College resources are kind of like cholesterol: there’s the good stuff that you really need to be healthy, and then there is the bad stuff that clogs your arteries and makes it impossible for your body to run as it should. There is so much information available to a college applicant these days via people, books, and the internet that it can make your head spin. So, here are a few tips on getting the right dose of college info so that you are informed without driving yourself crazy:
Get it from a Reputable Source
Make sure that whatever information you get is coming from a reputable source that you trust. Books like Fiske’s Guide to Colleges and An Insider Guide to Colleges are great college encyclopedias that I personally love. However, you really do not need to clear out your entire Barnes and Noble college section. I suggest getting one very straightforward one like Fiske and something lighter such as Insider’s.

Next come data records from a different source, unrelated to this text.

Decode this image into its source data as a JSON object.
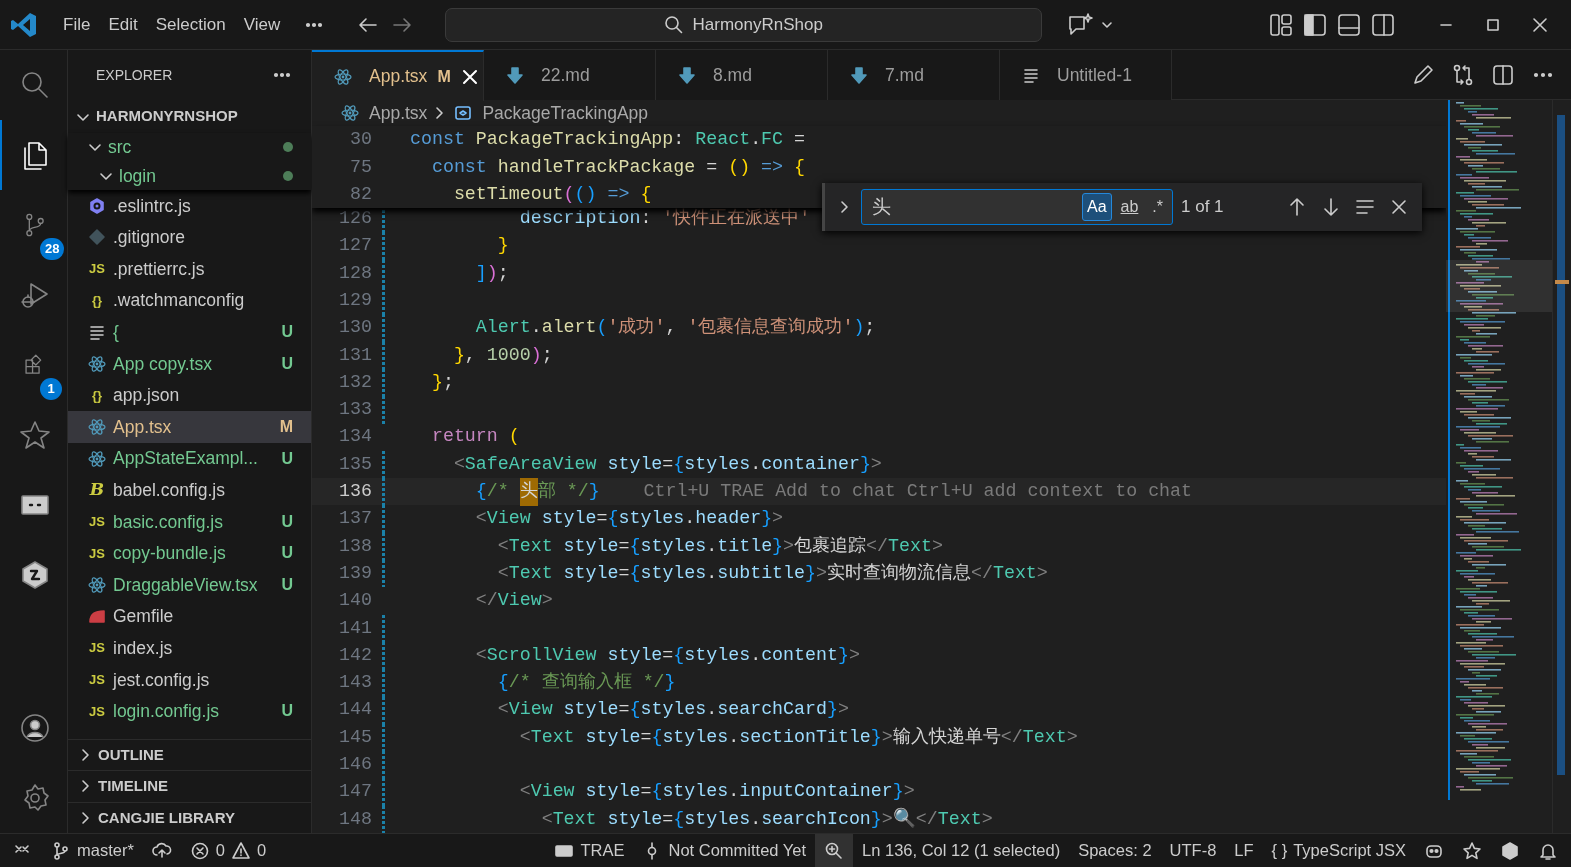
{
  "title_bar": {
    "menu": [
      {
        "label": "File"
      },
      {
        "label": "Edit"
      },
      {
        "label": "Selection"
      },
      {
        "label": "View"
      }
    ],
    "command_center": "HarmonyRnShop"
  },
  "activity_bar": [
    {
      "kind": "search",
      "selected": false
    },
    {
      "kind": "explorer",
      "selected": true
    },
    {
      "kind": "source_control",
      "selected": false,
      "badge": "28"
    },
    {
      "kind": "run_debug",
      "selected": false
    },
    {
      "kind": "extensions",
      "selected": false,
      "badge": "1"
    },
    {
      "kind": "star",
      "selected": false
    },
    {
      "kind": "screen",
      "selected": false
    },
    {
      "kind": "hexagon",
      "selected": false
    }
  ],
  "activity_bottom": [
    {
      "kind": "account"
    },
    {
      "kind": "settings"
    }
  ],
  "sidebar": {
    "title": "EXPLORER",
    "root": {
      "label": "HARMONYRNSHOP",
      "expanded": true
    },
    "sticky_folders": [
      {
        "label": "src",
        "expanded": true,
        "modified_dot": true,
        "children": [
          {
            "label": "login",
            "expanded": true,
            "modified_dot": true
          }
        ]
      }
    ],
    "files": [
      {
        "name": ".eslintrc.js",
        "kind": "eslint",
        "selected": false
      },
      {
        "name": ".gitignore",
        "kind": "git",
        "selected": false
      },
      {
        "name": ".prettierrc.js",
        "kind": "js",
        "icon_label": "JS",
        "selected": false
      },
      {
        "name": ".watchmanconfig",
        "kind": "json",
        "icon_label": "{}",
        "selected": false
      },
      {
        "name": "{",
        "kind": "text",
        "status": "U",
        "selected": false
      },
      {
        "name": "App copy.tsx",
        "kind": "react",
        "status": "U",
        "selected": false
      },
      {
        "name": "app.json",
        "kind": "json",
        "icon_label": "{}",
        "selected": false
      },
      {
        "name": "App.tsx",
        "kind": "react",
        "status": "M",
        "selected": true
      },
      {
        "name": "AppStateExampl...",
        "kind": "react",
        "status": "U",
        "selected": false
      },
      {
        "name": "babel.config.js",
        "kind": "babel",
        "icon_label": "B",
        "selected": false
      },
      {
        "name": "basic.config.js",
        "kind": "js",
        "icon_label": "JS",
        "status": "U",
        "selected": false
      },
      {
        "name": "copy-bundle.js",
        "kind": "js",
        "icon_label": "JS",
        "status": "U",
        "selected": false
      },
      {
        "name": "DraggableView.tsx",
        "kind": "react",
        "status": "U",
        "selected": false
      },
      {
        "name": "Gemfile",
        "kind": "gem",
        "selected": false
      },
      {
        "name": "index.js",
        "kind": "js",
        "icon_label": "JS",
        "selected": false
      },
      {
        "name": "jest.config.js",
        "kind": "js",
        "icon_label": "JS",
        "selected": false
      },
      {
        "name": "login.config.js",
        "kind": "js",
        "icon_label": "JS",
        "status": "U",
        "selected": false
      }
    ],
    "sections": [
      {
        "label": "OUTLINE",
        "expanded": false
      },
      {
        "label": "TIMELINE",
        "expanded": false
      },
      {
        "label": "CANGJIE LIBRARY",
        "expanded": false
      }
    ]
  },
  "tabs": [
    {
      "label": "App.tsx",
      "kind": "react",
      "status": "M",
      "selected": true
    },
    {
      "label": "22.md",
      "kind": "markdown",
      "selected": false
    },
    {
      "label": "8.md",
      "kind": "markdown",
      "selected": false
    },
    {
      "label": "7.md",
      "kind": "markdown",
      "selected": false
    },
    {
      "label": "Untitled-1",
      "kind": "text",
      "selected": false
    }
  ],
  "breadcrumb": [
    {
      "label": "App.tsx",
      "kind": "react"
    },
    {
      "label": "PackageTrackingApp",
      "kind": "symbol"
    }
  ],
  "find_widget": {
    "expanded": false,
    "value": "头",
    "options": [
      {
        "label": "Aa",
        "on": true
      },
      {
        "label": "ab",
        "on": false
      },
      {
        "label": ".*",
        "on": false
      }
    ],
    "result": "1 of 1"
  },
  "sticky_lines": [
    {
      "number": "30",
      "tokens": [
        {
          "kind": "kw",
          "text": "const "
        },
        {
          "kind": "fn",
          "text": "PackageTrackingApp"
        },
        {
          "kind": "p",
          "text": ": "
        },
        {
          "kind": "type",
          "text": "React"
        },
        {
          "kind": "p",
          "text": "."
        },
        {
          "kind": "type",
          "text": "FC"
        },
        {
          "kind": "p",
          "text": " ="
        }
      ]
    },
    {
      "number": "75",
      "tokens": [
        {
          "kind": "kw",
          "text": "  const "
        },
        {
          "kind": "fn",
          "text": "handleTrackPackage"
        },
        {
          "kind": "p",
          "text": " = "
        },
        {
          "kind": "b1",
          "text": "()"
        },
        {
          "kind": "kw",
          "text": " => "
        },
        {
          "kind": "b1",
          "text": "{"
        }
      ]
    },
    {
      "number": "82",
      "tokens": [
        {
          "kind": "fn",
          "text": "    setTimeout"
        },
        {
          "kind": "b2",
          "text": "("
        },
        {
          "kind": "b3",
          "text": "()"
        },
        {
          "kind": "kw",
          "text": " => "
        },
        {
          "kind": "b1",
          "text": "{"
        }
      ]
    }
  ],
  "lines": [
    {
      "number": "126",
      "current": false,
      "changed": true,
      "tokens": [
        {
          "kind": "var",
          "text": "          description"
        },
        {
          "kind": "p",
          "text": ": "
        },
        {
          "kind": "str",
          "text": "'快件正在派送中'"
        }
      ]
    },
    {
      "number": "127",
      "current": false,
      "changed": true,
      "tokens": [
        {
          "kind": "b1",
          "text": "        }"
        }
      ]
    },
    {
      "number": "128",
      "current": false,
      "changed": true,
      "tokens": [
        {
          "kind": "b3",
          "text": "      ]"
        },
        {
          "kind": "b2",
          "text": ")"
        },
        {
          "kind": "p",
          "text": ";"
        }
      ]
    },
    {
      "number": "129",
      "current": false,
      "changed": true
    },
    {
      "number": "130",
      "current": false,
      "changed": true,
      "tokens": [
        {
          "kind": "type",
          "text": "      Alert"
        },
        {
          "kind": "p",
          "text": "."
        },
        {
          "kind": "fn",
          "text": "alert"
        },
        {
          "kind": "b3",
          "text": "("
        },
        {
          "kind": "str",
          "text": "'成功'"
        },
        {
          "kind": "p",
          "text": ", "
        },
        {
          "kind": "str",
          "text": "'包裹信息查询成功'"
        },
        {
          "kind": "b3",
          "text": ")"
        },
        {
          "kind": "p",
          "text": ";"
        }
      ]
    },
    {
      "number": "131",
      "current": false,
      "changed": true,
      "tokens": [
        {
          "kind": "b1",
          "text": "    }"
        },
        {
          "kind": "p",
          "text": ", "
        },
        {
          "kind": "num",
          "text": "1000"
        },
        {
          "kind": "b2",
          "text": ")"
        },
        {
          "kind": "p",
          "text": ";"
        }
      ]
    },
    {
      "number": "132",
      "current": false,
      "changed": true,
      "tokens": [
        {
          "kind": "b1",
          "text": "  }"
        },
        {
          "kind": "p",
          "text": ";"
        }
      ]
    },
    {
      "number": "133",
      "current": false,
      "changed": true
    },
    {
      "number": "134",
      "current": false,
      "changed": false,
      "tokens": [
        {
          "kind": "ctl",
          "text": "  return "
        },
        {
          "kind": "b1",
          "text": "("
        }
      ]
    },
    {
      "number": "135",
      "current": false,
      "changed": true,
      "tokens": [
        {
          "kind": "ang",
          "text": "    <"
        },
        {
          "kind": "type",
          "text": "SafeAreaView"
        },
        {
          "kind": "var",
          "text": " style"
        },
        {
          "kind": "p",
          "text": "="
        },
        {
          "kind": "b3",
          "text": "{"
        },
        {
          "kind": "var",
          "text": "styles"
        },
        {
          "kind": "p",
          "text": "."
        },
        {
          "kind": "var",
          "text": "container"
        },
        {
          "kind": "b3",
          "text": "}"
        },
        {
          "kind": "ang",
          "text": ">"
        }
      ]
    },
    {
      "number": "136",
      "current": true,
      "changed": true,
      "tokens": [
        {
          "kind": "b3",
          "text": "      {"
        },
        {
          "kind": "cmt",
          "text": "/* "
        },
        {
          "kind": "match",
          "text": "头"
        },
        {
          "kind": "cmt",
          "text": "部 */"
        },
        {
          "kind": "b3",
          "text": "}"
        },
        {
          "kind": "hint",
          "text": "    Ctrl+U TRAE Add to chat Ctrl+U add context to chat"
        }
      ]
    },
    {
      "number": "137",
      "current": false,
      "changed": true,
      "tokens": [
        {
          "kind": "ang",
          "text": "      <"
        },
        {
          "kind": "type",
          "text": "View"
        },
        {
          "kind": "var",
          "text": " style"
        },
        {
          "kind": "p",
          "text": "="
        },
        {
          "kind": "b3",
          "text": "{"
        },
        {
          "kind": "var",
          "text": "styles"
        },
        {
          "kind": "p",
          "text": "."
        },
        {
          "kind": "var",
          "text": "header"
        },
        {
          "kind": "b3",
          "text": "}"
        },
        {
          "kind": "ang",
          "text": ">"
        }
      ]
    },
    {
      "number": "138",
      "current": false,
      "changed": true,
      "tokens": [
        {
          "kind": "ang",
          "text": "        <"
        },
        {
          "kind": "type",
          "text": "Text"
        },
        {
          "kind": "var",
          "text": " style"
        },
        {
          "kind": "p",
          "text": "="
        },
        {
          "kind": "b3",
          "text": "{"
        },
        {
          "kind": "var",
          "text": "styles"
        },
        {
          "kind": "p",
          "text": "."
        },
        {
          "kind": "var",
          "text": "title"
        },
        {
          "kind": "b3",
          "text": "}"
        },
        {
          "kind": "ang",
          "text": ">"
        },
        {
          "kind": "p",
          "text": "包裹追踪"
        },
        {
          "kind": "ang",
          "text": "</"
        },
        {
          "kind": "type",
          "text": "Text"
        },
        {
          "kind": "ang",
          "text": ">"
        }
      ]
    },
    {
      "number": "139",
      "current": false,
      "changed": true,
      "tokens": [
        {
          "kind": "ang",
          "text": "        <"
        },
        {
          "kind": "type",
          "text": "Text"
        },
        {
          "kind": "var",
          "text": " style"
        },
        {
          "kind": "p",
          "text": "="
        },
        {
          "kind": "b3",
          "text": "{"
        },
        {
          "kind": "var",
          "text": "styles"
        },
        {
          "kind": "p",
          "text": "."
        },
        {
          "kind": "var",
          "text": "subtitle"
        },
        {
          "kind": "b3",
          "text": "}"
        },
        {
          "kind": "ang",
          "text": ">"
        },
        {
          "kind": "p",
          "text": "实时查询物流信息"
        },
        {
          "kind": "ang",
          "text": "</"
        },
        {
          "kind": "type",
          "text": "Text"
        },
        {
          "kind": "ang",
          "text": ">"
        }
      ]
    },
    {
      "number": "140",
      "current": false,
      "changed": false,
      "tokens": [
        {
          "kind": "ang",
          "text": "      </"
        },
        {
          "kind": "type",
          "text": "View"
        },
        {
          "kind": "ang",
          "text": ">"
        }
      ]
    },
    {
      "number": "141",
      "current": false,
      "changed": true
    },
    {
      "number": "142",
      "current": false,
      "changed": true,
      "tokens": [
        {
          "kind": "ang",
          "text": "      <"
        },
        {
          "kind": "type",
          "text": "ScrollView"
        },
        {
          "kind": "var",
          "text": " style"
        },
        {
          "kind": "p",
          "text": "="
        },
        {
          "kind": "b3",
          "text": "{"
        },
        {
          "kind": "var",
          "text": "styles"
        },
        {
          "kind": "p",
          "text": "."
        },
        {
          "kind": "var",
          "text": "content"
        },
        {
          "kind": "b3",
          "text": "}"
        },
        {
          "kind": "ang",
          "text": ">"
        }
      ]
    },
    {
      "number": "143",
      "current": false,
      "changed": true,
      "tokens": [
        {
          "kind": "b3",
          "text": "        {"
        },
        {
          "kind": "cmt",
          "text": "/* 查询输入框 */"
        },
        {
          "kind": "b3",
          "text": "}"
        }
      ]
    },
    {
      "number": "144",
      "current": false,
      "changed": true,
      "tokens": [
        {
          "kind": "ang",
          "text": "        <"
        },
        {
          "kind": "type",
          "text": "View"
        },
        {
          "kind": "var",
          "text": " style"
        },
        {
          "kind": "p",
          "text": "="
        },
        {
          "kind": "b3",
          "text": "{"
        },
        {
          "kind": "var",
          "text": "styles"
        },
        {
          "kind": "p",
          "text": "."
        },
        {
          "kind": "var",
          "text": "searchCard"
        },
        {
          "kind": "b3",
          "text": "}"
        },
        {
          "kind": "ang",
          "text": ">"
        }
      ]
    },
    {
      "number": "145",
      "current": false,
      "changed": true,
      "tokens": [
        {
          "kind": "ang",
          "text": "          <"
        },
        {
          "kind": "type",
          "text": "Text"
        },
        {
          "kind": "var",
          "text": " style"
        },
        {
          "kind": "p",
          "text": "="
        },
        {
          "kind": "b3",
          "text": "{"
        },
        {
          "kind": "var",
          "text": "styles"
        },
        {
          "kind": "p",
          "text": "."
        },
        {
          "kind": "var",
          "text": "sectionTitle"
        },
        {
          "kind": "b3",
          "text": "}"
        },
        {
          "kind": "ang",
          "text": ">"
        },
        {
          "kind": "p",
          "text": "输入快递单号"
        },
        {
          "kind": "ang",
          "text": "</"
        },
        {
          "kind": "type",
          "text": "Text"
        },
        {
          "kind": "ang",
          "text": ">"
        }
      ]
    },
    {
      "number": "146",
      "current": false,
      "changed": true
    },
    {
      "number": "147",
      "current": false,
      "changed": true,
      "tokens": [
        {
          "kind": "ang",
          "text": "          <"
        },
        {
          "kind": "type",
          "text": "View"
        },
        {
          "kind": "var",
          "text": " style"
        },
        {
          "kind": "p",
          "text": "="
        },
        {
          "kind": "b3",
          "text": "{"
        },
        {
          "kind": "var",
          "text": "styles"
        },
        {
          "kind": "p",
          "text": "."
        },
        {
          "kind": "var",
          "text": "inputContainer"
        },
        {
          "kind": "b3",
          "text": "}"
        },
        {
          "kind": "ang",
          "text": ">"
        }
      ]
    },
    {
      "number": "148",
      "current": false,
      "changed": true,
      "tokens": [
        {
          "kind": "ang",
          "text": "            <"
        },
        {
          "kind": "type",
          "text": "Text"
        },
        {
          "kind": "var",
          "text": " style"
        },
        {
          "kind": "p",
          "text": "="
        },
        {
          "kind": "b3",
          "text": "{"
        },
        {
          "kind": "var",
          "text": "styles"
        },
        {
          "kind": "p",
          "text": "."
        },
        {
          "kind": "var",
          "text": "searchIcon"
        },
        {
          "kind": "b3",
          "text": "}"
        },
        {
          "kind": "ang",
          "text": ">"
        },
        {
          "kind": "p",
          "text": "🔍"
        },
        {
          "kind": "ang",
          "text": "</"
        },
        {
          "kind": "type",
          "text": "Text"
        },
        {
          "kind": "ang",
          "text": ">"
        }
      ]
    }
  ],
  "status_bar": {
    "left": [
      {
        "kind": "remote"
      },
      {
        "kind": "branch",
        "text": "master*"
      },
      {
        "kind": "sync"
      },
      {
        "kind": "problems",
        "errors": "0",
        "warnings": "0"
      }
    ],
    "right": [
      {
        "kind": "trae",
        "text": "TRAE"
      },
      {
        "kind": "commit",
        "text": "Not Committed Yet"
      },
      {
        "kind": "zoom",
        "highlighted": true
      },
      {
        "kind": "text",
        "text": "Ln 136, Col 12 (1 selected)"
      },
      {
        "kind": "text",
        "text": "Spaces: 2"
      },
      {
        "kind": "text",
        "text": "UTF-8"
      },
      {
        "kind": "text",
        "text": "LF"
      },
      {
        "kind": "language",
        "icon_label": "{ }",
        "text": "TypeScript JSX"
      },
      {
        "kind": "copilot"
      },
      {
        "kind": "star"
      },
      {
        "kind": "hexagon"
      },
      {
        "kind": "bell"
      }
    ]
  }
}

Information straight from the school is really great because it gives you the facts and allows a school to really show you all it has to offer. If you get to visit a school, grab every pamphlet you can to peruse at your leisure, and if you can’t visit, don’t hesitate to contact the admissions office and request them to send you information. Keep in mind however that because it is coming from the school itself, it may only show you the best and leave out equally important aspects, because they are not its top selling points. For example, a school may have a great math department and awesome food, but the English department needs work and the dorms are closets from the 1940s.
A good way to balance this out can be fairly objective resources such as The Prospect that are non-profit and not linked to any school. Websites that do not talk about specific schools but rather other aspects of the college process are a great way to find a balance between hard information and fun general tips. Even so, we are not gods and certainly do not know everything, so take what even we say with a grain of salt.
While good information significantly shrinks the pool of college information, there is still enough in there to keep you occupied to no end. This is when you have to use your own good judgment and decide that you should put the college books and websites away by one before you psych yourself out and can’t sleep.
Beware of Gossip!
My biggest concern when it comes to college resources is the gossip that floats around people and on the internet. The way that schools are likely to give you only the most enticing information, gossip tends to lend itself to show everything in its worst light. Websites that initially seem like a way to get the real information end up emphasizing things impossible to quantify like how everyone at that school is ugly or nerdy or wild. I do not care what this or that site says, not everyone who goes to a single sex school is gay. The best way to get the inside scoop on a school is to visit it yourself and/or do an overnight.
Just as harmful as online gossip is what you can hear from other people. Sometimes it can be good; when a friend of mine visited a school I could not make it to, I all but interrogated her about every single detail of the info session. Still, what I really struggled with was when I would visit a school knowing that my friend’s older brother that she could not stand because he was a total jerk went there and seemed to really fit in. As with other resources, try to let what friends have to say inform you, but not necessarily influence you.
Lack of influence is crucial to a guilty pleasure of mine: college rankings. They are my teen magazine; I read every one I can get my hands on. Most Sexually Liberal Schools, Most Expensive, Most Geeky, and Most Beautiful are just a few. While I read all of them carefully, I never let them really affect how I think of a school because it really is just gossip. If you let gossip be entertainment rather than information, it can be part of what really makes the college process exciting and vibrant.
The college process, and college information, requires balance. You need to balance between too much and too little information, between the most official information and the most first hand information, between the information and the gossip. I found that by reading Insider’s, which felt like a friend talking to me rather than bullet pointed facts from the school, helped me stay just a bit saner, especially when interspersed with lists of the best schools to be at in the event of a zombie apocalypse. Everyone has their own recommended amount of college information that helps them on their way to the right school for them, so find yours and run with it!